To Seattle photographer Nichole DeMent, the figures she depicts in her fine-art portraits are influenced as much by their environment as they are by their own personalities. These selections from two of her recent photo projects show DeMent's affinity for juxtapositions and her belief in the inner duality of the human subconscious.
Her 2003 series, "to anima, to animus," is based on the Jungian psychological theory that all people share masculine (animus) and feminine (anima) characteristics, regardless of their genders. By photographing androgynous models in contrasting red and white color palettes, she creates a dialogue between the two attributes that help determine personality. "I wanted to blur the lines between male and female," she says.With most of her shoots, she uses friends and other nonprofessionals as her models. In fact, the woman in "Embracing Innocence" is a barista whom DeMent met at a coffee shop.
Though she earned her bachelor of arts degree in 2002 from Evergreen State College in Olympia, Wash., DeMent is old-school in her approach to photography. She is familiar with modern digital technology but prefers using film and her trusty manual Pentax 35mm SLR. "I love the challenge of working in the darkroom," she says. "I want to really make the image."
Her facility with advanced darkroom techniques, such as cross-processing, layering images, and painting, scratching or puncturing negatives, is most noticeable in "The Essence of Being," a continuing environmentally themed series that began three years ago. These surreal 30x45-inch prints are made by sandwiching negatives of human forms shot in a studio with other images taken from nature. In "Female Reaching", she used lipstick to add the white highlights in the lower half of the image. The cascade of cracks was made by placing the negative on a piece of broken glass she found in a junkyard.
Not everyone agrees on the meaning of DeMent's work. The "anima/animus" series, she says, is often mistaken as an examination of religious icons of good versus evil. "I used red and white angels only to represent the spirit," she explains. "Some saw devil imagery in ‘The Gift of Animus', but I did not have a religious aspect in mind at all."

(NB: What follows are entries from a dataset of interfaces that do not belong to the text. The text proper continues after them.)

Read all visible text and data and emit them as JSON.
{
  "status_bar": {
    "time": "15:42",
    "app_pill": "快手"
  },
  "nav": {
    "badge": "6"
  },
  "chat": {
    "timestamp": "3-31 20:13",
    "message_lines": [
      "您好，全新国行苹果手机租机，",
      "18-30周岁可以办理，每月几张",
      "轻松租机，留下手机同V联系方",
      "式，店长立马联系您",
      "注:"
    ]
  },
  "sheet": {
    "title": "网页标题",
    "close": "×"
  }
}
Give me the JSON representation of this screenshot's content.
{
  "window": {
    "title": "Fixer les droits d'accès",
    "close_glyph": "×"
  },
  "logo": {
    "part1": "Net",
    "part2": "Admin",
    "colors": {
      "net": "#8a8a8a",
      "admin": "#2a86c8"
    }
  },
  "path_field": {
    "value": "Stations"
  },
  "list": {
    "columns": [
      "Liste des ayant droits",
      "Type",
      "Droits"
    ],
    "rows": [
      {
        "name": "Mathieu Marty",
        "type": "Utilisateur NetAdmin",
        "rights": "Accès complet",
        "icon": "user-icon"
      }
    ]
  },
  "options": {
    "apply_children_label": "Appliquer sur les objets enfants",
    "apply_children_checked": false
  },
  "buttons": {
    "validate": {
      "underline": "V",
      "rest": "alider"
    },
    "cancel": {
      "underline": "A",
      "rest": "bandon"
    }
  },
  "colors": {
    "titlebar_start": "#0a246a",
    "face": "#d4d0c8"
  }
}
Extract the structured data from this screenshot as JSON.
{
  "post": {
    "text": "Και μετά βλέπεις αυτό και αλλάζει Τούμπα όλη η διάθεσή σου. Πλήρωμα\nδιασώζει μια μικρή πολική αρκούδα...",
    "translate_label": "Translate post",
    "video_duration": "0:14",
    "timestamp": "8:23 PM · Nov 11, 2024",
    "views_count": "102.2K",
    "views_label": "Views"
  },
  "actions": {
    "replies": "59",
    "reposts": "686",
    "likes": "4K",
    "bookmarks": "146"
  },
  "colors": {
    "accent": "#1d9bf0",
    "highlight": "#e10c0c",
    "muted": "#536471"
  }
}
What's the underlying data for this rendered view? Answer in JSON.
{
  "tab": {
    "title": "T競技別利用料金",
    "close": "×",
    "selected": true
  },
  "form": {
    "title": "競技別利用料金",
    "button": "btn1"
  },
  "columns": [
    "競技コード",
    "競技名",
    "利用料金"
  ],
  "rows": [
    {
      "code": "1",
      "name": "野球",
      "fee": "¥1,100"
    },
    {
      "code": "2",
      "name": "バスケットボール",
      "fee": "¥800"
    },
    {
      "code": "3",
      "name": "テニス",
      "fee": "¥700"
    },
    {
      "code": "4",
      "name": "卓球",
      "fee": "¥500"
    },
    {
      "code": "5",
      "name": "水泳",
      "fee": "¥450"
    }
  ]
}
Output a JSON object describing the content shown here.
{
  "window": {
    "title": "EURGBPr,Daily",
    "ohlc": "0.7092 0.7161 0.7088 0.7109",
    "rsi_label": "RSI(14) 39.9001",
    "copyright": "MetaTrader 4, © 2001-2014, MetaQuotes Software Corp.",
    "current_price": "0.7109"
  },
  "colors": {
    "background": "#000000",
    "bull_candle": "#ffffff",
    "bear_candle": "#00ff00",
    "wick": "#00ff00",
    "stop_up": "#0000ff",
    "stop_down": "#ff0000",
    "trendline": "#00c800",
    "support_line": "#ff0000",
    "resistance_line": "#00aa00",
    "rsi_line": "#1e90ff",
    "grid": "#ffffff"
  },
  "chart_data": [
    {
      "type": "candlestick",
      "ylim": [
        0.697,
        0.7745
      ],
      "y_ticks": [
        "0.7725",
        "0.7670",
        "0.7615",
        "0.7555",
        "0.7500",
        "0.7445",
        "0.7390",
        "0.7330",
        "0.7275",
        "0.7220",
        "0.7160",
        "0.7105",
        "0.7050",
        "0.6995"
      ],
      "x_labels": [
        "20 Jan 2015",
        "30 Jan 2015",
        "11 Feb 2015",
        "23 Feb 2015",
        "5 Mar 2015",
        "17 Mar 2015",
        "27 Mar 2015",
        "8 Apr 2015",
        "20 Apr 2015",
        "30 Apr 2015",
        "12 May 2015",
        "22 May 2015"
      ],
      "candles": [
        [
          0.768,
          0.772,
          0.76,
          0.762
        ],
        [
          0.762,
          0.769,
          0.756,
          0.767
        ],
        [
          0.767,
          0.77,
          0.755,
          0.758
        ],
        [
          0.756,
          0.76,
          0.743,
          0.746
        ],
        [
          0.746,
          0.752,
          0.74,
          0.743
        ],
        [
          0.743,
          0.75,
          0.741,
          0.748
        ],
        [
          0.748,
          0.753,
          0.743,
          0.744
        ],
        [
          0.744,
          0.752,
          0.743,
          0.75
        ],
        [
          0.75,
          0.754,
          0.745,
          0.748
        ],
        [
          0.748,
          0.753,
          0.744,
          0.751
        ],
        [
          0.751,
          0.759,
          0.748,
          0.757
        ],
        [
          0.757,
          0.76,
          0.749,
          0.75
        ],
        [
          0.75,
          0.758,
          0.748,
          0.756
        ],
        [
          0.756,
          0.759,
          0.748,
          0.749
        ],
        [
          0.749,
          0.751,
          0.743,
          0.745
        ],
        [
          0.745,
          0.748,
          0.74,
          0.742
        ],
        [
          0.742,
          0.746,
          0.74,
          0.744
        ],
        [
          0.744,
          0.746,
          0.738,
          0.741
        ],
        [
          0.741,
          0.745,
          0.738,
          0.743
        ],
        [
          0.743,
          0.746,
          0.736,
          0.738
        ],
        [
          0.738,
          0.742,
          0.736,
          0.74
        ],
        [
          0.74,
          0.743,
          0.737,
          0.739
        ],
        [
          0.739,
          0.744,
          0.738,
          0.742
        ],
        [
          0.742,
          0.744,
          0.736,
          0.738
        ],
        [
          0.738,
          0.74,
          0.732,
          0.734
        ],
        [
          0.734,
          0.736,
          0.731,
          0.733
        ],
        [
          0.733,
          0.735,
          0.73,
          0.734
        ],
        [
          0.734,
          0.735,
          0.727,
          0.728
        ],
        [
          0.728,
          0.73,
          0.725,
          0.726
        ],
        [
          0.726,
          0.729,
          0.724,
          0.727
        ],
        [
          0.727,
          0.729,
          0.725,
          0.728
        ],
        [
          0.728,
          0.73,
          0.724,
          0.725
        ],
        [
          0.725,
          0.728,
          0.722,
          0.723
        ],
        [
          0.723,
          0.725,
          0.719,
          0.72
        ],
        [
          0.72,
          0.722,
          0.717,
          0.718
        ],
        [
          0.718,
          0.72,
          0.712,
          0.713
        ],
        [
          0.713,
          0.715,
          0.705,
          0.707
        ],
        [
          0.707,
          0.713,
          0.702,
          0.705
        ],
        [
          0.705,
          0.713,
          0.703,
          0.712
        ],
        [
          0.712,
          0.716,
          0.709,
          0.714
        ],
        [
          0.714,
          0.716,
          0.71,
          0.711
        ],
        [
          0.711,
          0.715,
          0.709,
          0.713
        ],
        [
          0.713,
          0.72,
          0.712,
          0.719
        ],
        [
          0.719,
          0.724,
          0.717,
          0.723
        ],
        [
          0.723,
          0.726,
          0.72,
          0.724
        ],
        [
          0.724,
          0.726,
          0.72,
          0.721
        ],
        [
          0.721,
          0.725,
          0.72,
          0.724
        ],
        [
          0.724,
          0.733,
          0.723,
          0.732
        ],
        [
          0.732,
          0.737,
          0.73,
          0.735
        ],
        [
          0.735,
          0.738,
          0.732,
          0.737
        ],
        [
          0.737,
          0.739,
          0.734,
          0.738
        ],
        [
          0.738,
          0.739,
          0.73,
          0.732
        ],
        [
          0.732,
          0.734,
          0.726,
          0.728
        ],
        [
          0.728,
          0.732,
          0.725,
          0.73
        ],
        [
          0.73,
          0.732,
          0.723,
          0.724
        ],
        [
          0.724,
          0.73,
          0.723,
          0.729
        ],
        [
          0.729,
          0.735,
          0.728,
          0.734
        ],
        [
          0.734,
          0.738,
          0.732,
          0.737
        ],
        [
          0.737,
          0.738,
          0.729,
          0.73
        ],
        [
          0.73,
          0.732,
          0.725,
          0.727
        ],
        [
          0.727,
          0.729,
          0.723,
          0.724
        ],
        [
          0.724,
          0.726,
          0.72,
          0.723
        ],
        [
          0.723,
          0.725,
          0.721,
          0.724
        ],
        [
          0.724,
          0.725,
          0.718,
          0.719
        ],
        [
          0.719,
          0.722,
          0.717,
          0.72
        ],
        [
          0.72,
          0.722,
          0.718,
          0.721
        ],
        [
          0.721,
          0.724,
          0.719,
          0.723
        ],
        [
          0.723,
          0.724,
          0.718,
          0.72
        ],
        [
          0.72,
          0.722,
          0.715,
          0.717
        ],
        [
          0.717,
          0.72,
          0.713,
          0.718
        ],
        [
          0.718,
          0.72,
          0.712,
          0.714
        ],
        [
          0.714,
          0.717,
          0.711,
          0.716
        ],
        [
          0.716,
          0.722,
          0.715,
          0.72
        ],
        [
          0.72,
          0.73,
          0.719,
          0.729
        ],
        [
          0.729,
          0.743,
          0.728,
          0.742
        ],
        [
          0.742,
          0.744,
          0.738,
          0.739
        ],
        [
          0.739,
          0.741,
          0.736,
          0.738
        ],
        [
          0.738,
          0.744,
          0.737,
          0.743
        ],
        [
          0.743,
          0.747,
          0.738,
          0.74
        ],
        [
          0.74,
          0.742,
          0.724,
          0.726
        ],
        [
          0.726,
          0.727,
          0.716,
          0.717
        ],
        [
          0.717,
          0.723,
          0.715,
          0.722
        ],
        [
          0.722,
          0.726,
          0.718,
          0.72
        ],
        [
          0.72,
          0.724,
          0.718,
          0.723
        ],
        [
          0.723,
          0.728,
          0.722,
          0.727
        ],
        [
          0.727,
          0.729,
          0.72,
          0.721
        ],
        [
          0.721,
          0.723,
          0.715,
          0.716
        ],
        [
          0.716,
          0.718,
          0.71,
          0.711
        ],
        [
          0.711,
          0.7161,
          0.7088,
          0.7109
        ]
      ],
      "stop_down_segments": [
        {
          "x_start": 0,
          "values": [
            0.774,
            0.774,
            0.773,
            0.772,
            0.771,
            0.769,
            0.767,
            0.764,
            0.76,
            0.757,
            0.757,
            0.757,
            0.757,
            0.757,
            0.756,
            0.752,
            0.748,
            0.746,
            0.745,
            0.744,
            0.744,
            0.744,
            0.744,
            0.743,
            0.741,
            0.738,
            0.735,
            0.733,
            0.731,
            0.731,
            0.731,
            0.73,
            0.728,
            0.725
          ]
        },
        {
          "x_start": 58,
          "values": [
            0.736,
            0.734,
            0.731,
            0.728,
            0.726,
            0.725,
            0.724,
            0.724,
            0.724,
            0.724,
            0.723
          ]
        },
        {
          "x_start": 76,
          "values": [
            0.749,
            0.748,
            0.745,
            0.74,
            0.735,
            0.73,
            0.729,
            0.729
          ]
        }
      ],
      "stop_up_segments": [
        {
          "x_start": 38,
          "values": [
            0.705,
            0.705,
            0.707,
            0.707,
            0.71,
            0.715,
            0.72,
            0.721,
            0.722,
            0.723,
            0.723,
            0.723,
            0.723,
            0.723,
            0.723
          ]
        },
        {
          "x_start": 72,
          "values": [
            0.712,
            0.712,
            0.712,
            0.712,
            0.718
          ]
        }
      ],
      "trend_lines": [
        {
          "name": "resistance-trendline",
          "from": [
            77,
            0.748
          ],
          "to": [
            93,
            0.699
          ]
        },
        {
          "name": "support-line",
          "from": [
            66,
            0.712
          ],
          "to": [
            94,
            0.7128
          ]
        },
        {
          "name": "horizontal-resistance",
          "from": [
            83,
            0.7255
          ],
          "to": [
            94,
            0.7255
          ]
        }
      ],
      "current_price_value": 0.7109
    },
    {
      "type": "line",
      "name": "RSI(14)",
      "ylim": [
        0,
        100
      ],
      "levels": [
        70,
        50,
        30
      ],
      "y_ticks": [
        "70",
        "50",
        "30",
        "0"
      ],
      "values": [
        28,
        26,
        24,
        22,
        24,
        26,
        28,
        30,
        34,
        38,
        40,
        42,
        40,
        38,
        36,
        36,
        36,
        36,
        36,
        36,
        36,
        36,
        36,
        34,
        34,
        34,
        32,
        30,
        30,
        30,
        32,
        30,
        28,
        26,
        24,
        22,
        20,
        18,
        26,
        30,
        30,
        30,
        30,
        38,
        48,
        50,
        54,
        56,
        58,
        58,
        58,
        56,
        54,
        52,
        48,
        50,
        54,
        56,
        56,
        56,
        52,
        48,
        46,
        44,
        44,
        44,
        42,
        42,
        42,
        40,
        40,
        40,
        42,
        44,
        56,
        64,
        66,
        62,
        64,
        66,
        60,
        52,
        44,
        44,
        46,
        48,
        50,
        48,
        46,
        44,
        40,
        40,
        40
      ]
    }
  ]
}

Such accidents of interpretation are not only tolerated but celebrated by DeMent. This embrace of serendipity extends into the creative process in the darkroom. "Wrapped" was in some ways formed by happenstance. After capturing the vague image of the human form with positive film, she began layering the photo with other images of trash and twisted wires near a railroad track. In the final print, she says, "I loved the way the model looked wrapped up in the wires," and the way the railroad ties formed an unplanned hairline on the figure's head. "I like the works that have a subconscious creative aspect."
In addition to pursuing her own photography, DeMent is the gallery director for the Steven Fey Gallery in Seattle.
In May, DeMent will show selected images from "Essence of Being" at Caffe Bella in Seattle. This fall, she says, more works from that series, plus some of her new photographic projects, will be exhibited at Pacific Lutheran University in Tacoma, Wash.
To see more of DeMent's art, visit her website at nicholedement.com.